At one point, he told me he believed in the devil and felt that Satan was the ultimate decider of life, so that was when alarm bells started ringing. I was invited to photograph Oscar and his underground basement, which contained a purpose-built shrine to Satan. He said this is where he and his “powerful friends” conduct certain prayers. The chamber was exactly how you might imagine a Satanic shrine to be, all made of black marble… On the whole though, the love and kindness I was shown was amazing.
How can you explain this figure’s popularity in Mexico?
We have a very sanitised view of death in Western society. In Mexico, and especially among Santa Muerte devotees, the spectre of death is all encompassing. The country is going through political and social turmoil, due to the drug wars, and Santa Muerte is a vivid manifestation of this turmoil.
It is a way for everyday Mexicans to come to terms with the violence and death they see on a daily basis. They need a deity who looks and acts just as violently as the circumstances they encounter, but at the same time can be caring and compassionate as any saint should be. This, I believe, is Santa Muerte in a nutshell.
Santa Muerte by Angus Fraser is the inaugural publication for the Bar Tur Photobook Award. Co-published by The Photographers’ Gallery and Trolley Books, the book is on sale from the 15 September 2015.
A new book by award-winning photographer Patrick Faigenbaum aims to uncover the inner rhythm and character of Kolkata, India’s former capital
In 2013, French photographer Patrick Faigenbaum earned the coveted Henri Cartier-Bresson award – a €35,000 biennial photography prize given to photographers to develop projects that would not have been possible otherwise. Faigenbaum used the opportunity to publish a book exploring a unique terrain: the Bengali metropolis of Kolkata (formerly known as Calcutta).
“I wanted this work to have a narrative based on an intimate exploration of the city,” Faigenbaum explains over the phone. During the course of two years, the Parisian photographer travelled to Kolkata six times, visiting local artists and creative communities in order to catalogue a lesser-known side of the vibrant city.

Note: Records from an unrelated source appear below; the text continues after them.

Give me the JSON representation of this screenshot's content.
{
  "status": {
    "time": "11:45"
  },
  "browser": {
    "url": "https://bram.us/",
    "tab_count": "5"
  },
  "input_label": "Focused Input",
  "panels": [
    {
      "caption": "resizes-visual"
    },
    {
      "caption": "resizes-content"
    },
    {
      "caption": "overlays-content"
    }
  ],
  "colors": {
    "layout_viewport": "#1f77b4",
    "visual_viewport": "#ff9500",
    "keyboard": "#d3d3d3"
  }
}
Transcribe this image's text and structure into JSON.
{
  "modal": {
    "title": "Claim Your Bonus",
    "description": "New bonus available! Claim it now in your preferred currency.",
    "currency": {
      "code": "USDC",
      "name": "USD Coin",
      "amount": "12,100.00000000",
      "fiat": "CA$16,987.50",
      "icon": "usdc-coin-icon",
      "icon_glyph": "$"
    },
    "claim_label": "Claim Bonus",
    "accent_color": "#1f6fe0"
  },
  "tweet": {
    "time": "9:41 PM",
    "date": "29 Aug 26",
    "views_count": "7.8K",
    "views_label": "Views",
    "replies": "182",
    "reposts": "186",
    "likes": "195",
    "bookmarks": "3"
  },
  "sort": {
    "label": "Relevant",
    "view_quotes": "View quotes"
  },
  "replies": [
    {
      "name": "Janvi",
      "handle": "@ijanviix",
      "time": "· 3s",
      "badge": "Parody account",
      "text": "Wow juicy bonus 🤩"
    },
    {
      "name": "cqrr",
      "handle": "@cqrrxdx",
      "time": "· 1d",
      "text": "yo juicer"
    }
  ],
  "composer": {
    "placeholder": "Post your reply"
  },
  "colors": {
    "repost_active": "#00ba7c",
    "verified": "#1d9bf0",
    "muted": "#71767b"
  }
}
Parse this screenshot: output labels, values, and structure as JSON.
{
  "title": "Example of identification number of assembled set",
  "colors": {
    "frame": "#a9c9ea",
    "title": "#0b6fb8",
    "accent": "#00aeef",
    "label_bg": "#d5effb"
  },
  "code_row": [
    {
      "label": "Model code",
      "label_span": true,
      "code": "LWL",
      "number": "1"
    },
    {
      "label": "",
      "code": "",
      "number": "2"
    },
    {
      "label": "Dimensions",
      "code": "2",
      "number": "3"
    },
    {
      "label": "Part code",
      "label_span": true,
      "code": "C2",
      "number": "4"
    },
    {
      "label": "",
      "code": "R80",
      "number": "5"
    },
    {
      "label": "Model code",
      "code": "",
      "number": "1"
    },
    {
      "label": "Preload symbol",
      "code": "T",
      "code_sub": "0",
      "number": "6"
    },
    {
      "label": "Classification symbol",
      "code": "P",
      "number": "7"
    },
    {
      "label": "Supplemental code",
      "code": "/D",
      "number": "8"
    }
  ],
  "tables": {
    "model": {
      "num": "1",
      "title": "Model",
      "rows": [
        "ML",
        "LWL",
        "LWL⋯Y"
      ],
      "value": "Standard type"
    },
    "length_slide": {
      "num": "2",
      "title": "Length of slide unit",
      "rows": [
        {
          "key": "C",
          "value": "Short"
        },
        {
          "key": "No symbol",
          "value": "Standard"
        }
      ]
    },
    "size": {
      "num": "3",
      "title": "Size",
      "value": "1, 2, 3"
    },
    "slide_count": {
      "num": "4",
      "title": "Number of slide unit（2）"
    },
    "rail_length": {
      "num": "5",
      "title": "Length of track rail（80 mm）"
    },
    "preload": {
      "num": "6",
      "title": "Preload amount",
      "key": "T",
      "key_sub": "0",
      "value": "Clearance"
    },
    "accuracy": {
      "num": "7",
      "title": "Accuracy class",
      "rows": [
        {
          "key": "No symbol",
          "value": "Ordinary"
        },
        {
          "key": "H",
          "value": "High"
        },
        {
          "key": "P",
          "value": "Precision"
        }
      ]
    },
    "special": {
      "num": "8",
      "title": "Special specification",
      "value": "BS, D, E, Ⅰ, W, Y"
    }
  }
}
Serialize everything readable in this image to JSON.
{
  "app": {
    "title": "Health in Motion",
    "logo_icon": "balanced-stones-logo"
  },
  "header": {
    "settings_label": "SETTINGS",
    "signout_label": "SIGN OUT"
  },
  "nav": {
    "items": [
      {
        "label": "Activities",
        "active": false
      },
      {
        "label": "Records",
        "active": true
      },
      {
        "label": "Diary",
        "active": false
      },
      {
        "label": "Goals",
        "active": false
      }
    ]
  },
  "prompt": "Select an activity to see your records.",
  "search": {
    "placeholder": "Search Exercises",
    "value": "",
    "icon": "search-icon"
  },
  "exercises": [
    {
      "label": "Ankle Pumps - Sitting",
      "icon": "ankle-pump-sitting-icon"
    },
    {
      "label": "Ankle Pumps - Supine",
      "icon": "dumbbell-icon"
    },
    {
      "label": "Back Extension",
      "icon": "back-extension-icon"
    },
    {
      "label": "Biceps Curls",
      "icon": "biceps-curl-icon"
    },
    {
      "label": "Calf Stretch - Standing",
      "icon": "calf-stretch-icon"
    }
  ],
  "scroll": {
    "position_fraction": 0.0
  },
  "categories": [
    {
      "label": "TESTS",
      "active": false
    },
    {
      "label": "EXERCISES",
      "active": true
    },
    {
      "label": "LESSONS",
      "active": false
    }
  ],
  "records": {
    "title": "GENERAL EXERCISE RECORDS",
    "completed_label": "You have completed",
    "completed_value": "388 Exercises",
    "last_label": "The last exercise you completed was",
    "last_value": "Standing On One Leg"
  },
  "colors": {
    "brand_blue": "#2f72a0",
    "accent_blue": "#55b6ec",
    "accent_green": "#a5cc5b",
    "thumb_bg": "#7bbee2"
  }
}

“After the second and third trips, I began to see past the stage and spectacle of Kolkata,” he adds. “Gradually I was able to become more selective, to convey the interior rhythm of the city.” Here, Faigenbaum shares some exclusive images from his new book.